◆ **Your instructions**: Each line of the records that holds "selected" should be shown in full.

Records from a data collection:
****************

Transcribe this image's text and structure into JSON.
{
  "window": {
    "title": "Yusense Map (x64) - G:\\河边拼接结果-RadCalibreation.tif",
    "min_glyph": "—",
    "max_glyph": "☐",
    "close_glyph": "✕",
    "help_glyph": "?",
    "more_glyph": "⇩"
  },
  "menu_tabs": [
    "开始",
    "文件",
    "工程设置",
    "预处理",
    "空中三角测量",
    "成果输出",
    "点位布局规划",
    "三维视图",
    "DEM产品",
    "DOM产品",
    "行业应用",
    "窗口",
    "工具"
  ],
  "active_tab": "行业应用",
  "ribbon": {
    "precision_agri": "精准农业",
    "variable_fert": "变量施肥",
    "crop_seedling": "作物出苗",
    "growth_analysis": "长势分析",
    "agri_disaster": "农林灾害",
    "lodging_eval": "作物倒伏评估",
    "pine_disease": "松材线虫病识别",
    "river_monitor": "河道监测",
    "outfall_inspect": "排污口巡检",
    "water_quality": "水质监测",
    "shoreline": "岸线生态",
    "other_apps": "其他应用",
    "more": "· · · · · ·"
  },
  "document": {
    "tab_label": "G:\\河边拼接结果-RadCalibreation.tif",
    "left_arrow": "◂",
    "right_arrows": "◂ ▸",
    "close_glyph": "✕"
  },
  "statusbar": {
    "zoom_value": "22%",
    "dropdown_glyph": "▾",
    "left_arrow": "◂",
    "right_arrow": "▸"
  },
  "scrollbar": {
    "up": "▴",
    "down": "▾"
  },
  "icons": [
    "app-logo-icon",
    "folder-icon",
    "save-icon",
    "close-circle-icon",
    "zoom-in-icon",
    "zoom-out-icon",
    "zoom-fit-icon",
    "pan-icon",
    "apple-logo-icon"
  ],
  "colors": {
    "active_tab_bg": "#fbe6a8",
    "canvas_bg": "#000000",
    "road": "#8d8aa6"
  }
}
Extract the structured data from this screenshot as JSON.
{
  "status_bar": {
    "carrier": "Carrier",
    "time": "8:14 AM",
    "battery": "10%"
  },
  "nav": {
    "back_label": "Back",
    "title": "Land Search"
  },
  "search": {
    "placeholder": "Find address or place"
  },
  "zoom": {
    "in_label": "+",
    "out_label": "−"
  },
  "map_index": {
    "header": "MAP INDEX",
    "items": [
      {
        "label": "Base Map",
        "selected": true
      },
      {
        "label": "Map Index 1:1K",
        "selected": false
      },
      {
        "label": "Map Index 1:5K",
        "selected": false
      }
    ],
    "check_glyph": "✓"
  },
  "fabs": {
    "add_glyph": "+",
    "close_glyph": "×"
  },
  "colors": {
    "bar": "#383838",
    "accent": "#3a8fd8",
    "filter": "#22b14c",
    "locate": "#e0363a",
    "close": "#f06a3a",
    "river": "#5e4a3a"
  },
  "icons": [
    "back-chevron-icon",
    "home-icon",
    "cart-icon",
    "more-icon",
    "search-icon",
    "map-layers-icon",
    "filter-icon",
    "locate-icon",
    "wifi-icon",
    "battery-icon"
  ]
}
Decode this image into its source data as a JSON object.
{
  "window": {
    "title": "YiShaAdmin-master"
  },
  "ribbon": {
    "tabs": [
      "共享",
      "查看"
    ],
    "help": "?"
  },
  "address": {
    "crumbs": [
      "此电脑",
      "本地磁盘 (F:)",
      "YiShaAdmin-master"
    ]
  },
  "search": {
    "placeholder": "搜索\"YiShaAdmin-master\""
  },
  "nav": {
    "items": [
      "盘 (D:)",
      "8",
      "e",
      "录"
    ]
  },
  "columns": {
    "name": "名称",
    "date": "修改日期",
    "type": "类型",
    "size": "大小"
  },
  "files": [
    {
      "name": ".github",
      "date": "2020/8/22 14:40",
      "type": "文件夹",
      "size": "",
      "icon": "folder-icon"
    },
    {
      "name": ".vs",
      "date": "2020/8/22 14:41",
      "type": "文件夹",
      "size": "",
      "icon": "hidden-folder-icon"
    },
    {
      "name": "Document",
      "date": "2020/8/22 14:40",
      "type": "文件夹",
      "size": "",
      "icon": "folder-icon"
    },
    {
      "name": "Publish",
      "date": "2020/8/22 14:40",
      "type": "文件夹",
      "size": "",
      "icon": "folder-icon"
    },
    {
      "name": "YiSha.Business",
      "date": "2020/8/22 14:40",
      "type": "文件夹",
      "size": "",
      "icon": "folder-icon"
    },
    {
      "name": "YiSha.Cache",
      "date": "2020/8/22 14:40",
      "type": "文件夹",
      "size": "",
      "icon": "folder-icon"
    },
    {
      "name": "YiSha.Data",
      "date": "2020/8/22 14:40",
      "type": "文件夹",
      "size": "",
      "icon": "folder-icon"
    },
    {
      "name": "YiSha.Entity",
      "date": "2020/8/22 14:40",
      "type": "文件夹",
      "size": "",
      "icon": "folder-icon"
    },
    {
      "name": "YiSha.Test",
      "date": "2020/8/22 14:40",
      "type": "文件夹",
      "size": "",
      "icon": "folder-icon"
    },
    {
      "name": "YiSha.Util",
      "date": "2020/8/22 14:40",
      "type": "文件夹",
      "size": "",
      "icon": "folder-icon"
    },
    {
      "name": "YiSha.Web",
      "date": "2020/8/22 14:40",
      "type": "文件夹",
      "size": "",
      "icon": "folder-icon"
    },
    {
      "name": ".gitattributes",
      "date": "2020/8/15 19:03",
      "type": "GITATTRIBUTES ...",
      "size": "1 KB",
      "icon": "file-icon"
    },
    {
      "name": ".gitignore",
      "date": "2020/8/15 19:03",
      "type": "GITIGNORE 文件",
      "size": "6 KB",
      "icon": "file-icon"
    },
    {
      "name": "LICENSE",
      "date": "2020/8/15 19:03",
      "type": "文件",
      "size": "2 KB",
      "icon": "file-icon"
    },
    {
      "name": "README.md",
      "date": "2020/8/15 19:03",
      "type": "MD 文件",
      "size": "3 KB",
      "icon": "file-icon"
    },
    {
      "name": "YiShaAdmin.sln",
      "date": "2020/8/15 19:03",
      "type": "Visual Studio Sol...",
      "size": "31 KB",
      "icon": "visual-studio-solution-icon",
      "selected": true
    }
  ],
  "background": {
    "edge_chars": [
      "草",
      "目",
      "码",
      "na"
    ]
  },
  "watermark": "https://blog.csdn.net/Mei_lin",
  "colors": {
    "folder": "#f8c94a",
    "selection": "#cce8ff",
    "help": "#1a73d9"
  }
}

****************

◆ **Completed task**:
        "selected": true
        "selected": false
        "selected": false
      "selected": true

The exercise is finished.